Kate Bowan
Search for other papers by Kate Bowan in
Current site
Google Scholar
Paul A. Pickering
Search for other papers by Paul A. Pickering in
Current site
Google Scholar
Songs of the world
in Sounds of liberty
Abstract only
Log-in for full text

This chapter explores the genesis, history and travels of three songs, charting their movements across the radical Anglophone world and considering their functions and meanings in different local settings. The three songs are Rouget de Lisle's war hymn the Marseillaise, Robert Burns's Scots ballad John Anderson my Jo and Chartist leader Ernest Jones's labour song Song of the 'Lower Classes'. The different functions of these three songs in radical culture were produced in part by the different balance between words and music. In different ways these three songs contribute to an understanding of the importance of song and singing in nineteenth-century demotic politics and the role of print and the oral tradition in transmitting and sustaining a radical and reformist culture.

  • Collapse
  • Expand

Sounds of liberty

Music, radicalism and reform in the Anglophone world, 1790–1914

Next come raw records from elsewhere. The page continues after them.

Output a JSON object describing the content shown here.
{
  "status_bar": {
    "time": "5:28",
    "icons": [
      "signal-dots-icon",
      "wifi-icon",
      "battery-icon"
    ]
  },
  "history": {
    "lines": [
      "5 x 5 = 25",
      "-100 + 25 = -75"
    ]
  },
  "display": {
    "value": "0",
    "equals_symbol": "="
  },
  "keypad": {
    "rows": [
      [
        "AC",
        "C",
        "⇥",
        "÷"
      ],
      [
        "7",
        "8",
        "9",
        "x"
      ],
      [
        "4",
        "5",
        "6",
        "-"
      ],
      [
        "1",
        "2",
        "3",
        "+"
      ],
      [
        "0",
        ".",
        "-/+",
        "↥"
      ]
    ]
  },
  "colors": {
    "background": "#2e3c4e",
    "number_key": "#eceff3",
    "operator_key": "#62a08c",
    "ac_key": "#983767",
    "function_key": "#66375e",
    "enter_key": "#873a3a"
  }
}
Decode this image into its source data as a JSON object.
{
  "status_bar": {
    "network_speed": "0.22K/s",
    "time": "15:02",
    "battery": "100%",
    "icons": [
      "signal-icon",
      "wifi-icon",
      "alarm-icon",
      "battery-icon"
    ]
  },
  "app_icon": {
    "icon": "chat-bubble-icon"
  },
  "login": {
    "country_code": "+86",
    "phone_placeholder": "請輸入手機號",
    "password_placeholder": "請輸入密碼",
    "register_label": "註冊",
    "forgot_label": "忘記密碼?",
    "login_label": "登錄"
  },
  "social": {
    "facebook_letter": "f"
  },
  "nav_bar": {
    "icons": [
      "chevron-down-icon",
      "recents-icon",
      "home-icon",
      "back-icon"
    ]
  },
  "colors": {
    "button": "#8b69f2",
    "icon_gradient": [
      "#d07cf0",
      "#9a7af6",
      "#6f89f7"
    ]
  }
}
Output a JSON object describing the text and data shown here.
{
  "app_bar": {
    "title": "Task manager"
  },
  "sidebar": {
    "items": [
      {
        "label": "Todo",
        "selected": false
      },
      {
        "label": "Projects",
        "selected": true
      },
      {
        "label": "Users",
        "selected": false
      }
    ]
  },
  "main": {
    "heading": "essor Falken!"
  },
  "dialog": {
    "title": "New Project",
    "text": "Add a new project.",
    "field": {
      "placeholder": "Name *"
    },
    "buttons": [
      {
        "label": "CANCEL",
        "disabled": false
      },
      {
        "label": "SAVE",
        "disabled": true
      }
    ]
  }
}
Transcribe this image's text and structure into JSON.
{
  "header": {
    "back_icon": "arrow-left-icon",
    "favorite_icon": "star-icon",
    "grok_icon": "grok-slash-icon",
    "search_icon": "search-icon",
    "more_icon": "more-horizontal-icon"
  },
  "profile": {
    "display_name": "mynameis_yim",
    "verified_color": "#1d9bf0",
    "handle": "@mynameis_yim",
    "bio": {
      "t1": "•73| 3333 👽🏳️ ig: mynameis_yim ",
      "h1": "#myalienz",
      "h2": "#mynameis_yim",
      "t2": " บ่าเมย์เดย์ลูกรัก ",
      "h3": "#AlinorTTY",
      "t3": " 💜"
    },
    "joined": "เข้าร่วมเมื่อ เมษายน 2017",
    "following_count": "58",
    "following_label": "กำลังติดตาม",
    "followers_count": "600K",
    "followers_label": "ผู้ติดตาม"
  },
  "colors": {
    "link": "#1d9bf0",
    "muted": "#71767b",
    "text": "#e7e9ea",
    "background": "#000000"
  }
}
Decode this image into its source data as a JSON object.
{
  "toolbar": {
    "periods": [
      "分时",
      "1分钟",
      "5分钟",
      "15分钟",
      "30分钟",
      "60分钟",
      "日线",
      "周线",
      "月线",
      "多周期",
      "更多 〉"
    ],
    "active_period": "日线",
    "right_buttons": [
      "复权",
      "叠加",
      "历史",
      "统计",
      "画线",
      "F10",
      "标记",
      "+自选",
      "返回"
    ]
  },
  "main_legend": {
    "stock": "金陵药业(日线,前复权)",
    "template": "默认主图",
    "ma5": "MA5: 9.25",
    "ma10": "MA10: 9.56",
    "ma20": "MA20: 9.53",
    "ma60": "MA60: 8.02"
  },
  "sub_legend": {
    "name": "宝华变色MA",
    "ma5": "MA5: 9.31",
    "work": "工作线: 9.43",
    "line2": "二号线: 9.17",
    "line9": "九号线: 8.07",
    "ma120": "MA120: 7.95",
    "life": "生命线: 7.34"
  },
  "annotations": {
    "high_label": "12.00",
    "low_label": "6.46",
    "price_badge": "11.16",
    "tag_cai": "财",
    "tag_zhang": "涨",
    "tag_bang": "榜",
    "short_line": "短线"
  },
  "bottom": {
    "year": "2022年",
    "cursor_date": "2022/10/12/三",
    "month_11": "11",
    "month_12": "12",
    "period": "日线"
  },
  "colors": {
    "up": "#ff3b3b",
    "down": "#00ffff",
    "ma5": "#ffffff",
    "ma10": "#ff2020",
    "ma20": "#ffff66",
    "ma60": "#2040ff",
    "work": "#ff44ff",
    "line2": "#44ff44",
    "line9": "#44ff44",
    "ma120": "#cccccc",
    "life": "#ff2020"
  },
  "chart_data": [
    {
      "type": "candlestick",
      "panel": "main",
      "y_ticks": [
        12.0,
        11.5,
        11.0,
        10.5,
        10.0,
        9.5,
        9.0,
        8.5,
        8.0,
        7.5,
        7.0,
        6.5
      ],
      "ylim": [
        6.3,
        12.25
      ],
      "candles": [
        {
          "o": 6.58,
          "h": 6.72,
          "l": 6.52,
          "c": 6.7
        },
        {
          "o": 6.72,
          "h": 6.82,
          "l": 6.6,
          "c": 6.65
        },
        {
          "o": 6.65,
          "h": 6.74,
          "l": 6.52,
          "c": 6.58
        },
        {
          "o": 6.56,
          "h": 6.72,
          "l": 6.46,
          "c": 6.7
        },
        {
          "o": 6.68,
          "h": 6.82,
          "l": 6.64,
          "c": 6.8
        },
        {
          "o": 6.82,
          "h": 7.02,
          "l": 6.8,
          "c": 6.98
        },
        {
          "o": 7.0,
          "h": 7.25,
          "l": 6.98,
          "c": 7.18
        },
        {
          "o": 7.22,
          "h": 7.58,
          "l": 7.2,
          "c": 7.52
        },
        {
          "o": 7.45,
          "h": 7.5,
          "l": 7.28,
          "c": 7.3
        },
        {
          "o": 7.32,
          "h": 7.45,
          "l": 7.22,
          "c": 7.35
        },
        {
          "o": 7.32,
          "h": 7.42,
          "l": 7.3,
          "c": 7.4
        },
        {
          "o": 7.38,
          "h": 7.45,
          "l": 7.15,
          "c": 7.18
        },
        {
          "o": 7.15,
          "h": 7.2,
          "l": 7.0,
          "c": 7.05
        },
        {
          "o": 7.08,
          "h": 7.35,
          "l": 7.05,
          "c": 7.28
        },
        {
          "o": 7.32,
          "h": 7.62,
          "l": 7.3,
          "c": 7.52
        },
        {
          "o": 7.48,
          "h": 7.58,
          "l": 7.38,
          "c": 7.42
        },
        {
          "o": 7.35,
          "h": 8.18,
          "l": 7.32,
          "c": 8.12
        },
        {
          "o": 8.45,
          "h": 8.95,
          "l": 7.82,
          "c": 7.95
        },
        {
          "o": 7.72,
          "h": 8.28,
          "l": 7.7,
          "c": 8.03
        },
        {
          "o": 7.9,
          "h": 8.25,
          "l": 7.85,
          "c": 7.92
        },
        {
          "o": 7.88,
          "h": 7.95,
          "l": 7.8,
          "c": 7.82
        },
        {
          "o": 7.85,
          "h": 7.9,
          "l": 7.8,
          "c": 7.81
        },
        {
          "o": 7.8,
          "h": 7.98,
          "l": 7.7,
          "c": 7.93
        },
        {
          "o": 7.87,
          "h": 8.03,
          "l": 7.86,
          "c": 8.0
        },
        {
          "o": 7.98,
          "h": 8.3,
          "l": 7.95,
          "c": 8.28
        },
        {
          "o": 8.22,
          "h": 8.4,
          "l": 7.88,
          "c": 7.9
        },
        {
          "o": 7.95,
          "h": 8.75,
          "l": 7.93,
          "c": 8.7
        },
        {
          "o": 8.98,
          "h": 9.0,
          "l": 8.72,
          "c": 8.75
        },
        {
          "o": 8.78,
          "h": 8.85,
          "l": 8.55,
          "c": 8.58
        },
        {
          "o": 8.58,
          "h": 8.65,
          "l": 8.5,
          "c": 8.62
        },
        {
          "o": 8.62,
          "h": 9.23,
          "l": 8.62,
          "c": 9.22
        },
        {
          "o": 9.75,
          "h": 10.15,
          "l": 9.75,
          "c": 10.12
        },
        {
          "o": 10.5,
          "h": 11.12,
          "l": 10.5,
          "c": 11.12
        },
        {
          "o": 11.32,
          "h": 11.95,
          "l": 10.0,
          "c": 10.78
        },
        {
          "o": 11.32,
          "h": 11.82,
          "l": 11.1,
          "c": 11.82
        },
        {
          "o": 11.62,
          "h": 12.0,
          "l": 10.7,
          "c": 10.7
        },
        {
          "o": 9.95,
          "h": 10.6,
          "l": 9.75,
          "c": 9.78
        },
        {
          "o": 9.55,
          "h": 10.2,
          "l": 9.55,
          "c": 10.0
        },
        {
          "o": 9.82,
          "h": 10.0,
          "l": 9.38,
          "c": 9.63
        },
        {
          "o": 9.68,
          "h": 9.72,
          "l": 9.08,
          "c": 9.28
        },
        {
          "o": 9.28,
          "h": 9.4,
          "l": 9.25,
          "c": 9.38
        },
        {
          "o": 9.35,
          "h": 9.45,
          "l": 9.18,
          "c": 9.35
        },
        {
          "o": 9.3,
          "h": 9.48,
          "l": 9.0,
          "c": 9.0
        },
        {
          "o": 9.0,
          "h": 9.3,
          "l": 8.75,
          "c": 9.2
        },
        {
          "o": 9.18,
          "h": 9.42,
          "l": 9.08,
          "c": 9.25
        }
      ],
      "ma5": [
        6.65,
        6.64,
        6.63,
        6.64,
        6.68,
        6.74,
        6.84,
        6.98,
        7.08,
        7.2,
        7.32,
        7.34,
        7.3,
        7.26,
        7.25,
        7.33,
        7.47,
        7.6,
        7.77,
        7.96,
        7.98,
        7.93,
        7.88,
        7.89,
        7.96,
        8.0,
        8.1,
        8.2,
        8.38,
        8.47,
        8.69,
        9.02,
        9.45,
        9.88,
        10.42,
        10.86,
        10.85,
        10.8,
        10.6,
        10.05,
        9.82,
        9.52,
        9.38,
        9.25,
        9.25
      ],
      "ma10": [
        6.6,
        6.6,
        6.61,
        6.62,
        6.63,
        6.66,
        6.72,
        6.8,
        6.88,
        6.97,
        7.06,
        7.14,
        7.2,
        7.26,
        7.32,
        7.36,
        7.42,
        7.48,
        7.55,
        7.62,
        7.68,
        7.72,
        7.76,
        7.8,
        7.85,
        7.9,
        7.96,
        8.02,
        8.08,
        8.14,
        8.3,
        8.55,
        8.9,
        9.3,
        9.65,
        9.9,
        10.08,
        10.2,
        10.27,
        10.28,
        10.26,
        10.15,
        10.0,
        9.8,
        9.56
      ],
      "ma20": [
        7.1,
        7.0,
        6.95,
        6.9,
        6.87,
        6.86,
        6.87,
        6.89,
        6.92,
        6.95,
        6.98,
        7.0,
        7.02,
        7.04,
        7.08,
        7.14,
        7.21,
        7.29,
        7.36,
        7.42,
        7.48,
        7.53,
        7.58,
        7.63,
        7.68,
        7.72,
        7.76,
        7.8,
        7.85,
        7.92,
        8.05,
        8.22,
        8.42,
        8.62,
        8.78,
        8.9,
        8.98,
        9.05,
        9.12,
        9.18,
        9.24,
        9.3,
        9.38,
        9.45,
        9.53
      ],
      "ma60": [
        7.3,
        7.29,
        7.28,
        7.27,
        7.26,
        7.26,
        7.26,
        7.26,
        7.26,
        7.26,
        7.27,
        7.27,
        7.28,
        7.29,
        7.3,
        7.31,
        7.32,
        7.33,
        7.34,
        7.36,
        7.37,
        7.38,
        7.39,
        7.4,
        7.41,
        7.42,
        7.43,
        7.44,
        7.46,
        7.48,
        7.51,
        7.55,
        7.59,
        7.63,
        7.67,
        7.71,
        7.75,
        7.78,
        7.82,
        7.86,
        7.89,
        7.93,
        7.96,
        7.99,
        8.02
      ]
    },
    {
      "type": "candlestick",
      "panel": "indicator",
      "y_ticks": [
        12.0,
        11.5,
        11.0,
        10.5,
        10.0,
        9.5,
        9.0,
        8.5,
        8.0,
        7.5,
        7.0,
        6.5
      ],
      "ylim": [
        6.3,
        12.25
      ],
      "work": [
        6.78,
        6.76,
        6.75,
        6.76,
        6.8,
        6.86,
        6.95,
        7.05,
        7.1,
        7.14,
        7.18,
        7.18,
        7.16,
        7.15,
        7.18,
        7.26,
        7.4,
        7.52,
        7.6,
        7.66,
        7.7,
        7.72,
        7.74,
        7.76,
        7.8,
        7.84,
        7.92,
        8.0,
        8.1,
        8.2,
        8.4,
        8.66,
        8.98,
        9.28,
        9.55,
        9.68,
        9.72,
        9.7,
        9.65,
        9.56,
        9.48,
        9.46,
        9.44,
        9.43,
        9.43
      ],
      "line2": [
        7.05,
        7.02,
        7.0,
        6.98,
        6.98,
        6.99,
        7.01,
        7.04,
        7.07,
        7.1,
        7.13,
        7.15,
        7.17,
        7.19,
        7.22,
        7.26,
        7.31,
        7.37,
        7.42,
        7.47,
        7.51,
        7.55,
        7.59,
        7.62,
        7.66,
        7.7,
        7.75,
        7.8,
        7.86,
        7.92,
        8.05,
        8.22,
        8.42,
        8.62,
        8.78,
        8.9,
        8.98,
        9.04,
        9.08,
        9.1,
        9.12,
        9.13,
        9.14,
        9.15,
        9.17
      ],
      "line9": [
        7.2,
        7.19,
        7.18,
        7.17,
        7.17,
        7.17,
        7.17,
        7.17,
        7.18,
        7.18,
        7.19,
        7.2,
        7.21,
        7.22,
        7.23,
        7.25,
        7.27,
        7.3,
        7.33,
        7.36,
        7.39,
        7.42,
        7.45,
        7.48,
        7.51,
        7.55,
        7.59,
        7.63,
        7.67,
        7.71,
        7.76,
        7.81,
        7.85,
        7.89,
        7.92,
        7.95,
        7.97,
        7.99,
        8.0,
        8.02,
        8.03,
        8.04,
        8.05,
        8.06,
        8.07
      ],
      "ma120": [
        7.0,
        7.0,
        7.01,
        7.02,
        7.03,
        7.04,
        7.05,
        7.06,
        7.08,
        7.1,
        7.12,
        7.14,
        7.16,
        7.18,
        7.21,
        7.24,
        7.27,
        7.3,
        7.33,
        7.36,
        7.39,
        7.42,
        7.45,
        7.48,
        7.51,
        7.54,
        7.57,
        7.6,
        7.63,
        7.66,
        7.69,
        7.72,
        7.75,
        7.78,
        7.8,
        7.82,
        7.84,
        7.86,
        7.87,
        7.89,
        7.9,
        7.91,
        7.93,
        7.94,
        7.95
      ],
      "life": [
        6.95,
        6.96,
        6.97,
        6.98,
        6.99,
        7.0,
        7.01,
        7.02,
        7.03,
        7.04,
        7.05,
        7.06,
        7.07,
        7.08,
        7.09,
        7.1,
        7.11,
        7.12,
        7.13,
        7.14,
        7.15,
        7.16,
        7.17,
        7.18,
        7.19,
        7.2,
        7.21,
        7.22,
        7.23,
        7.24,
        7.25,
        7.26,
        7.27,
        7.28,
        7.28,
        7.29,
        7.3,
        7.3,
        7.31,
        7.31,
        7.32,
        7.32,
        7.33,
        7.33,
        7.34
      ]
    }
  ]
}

All Time Past Year Past 30 Days
Abstract Views 372 34 6
Full Text Views 168 0 0
PDF Downloads 30 0 0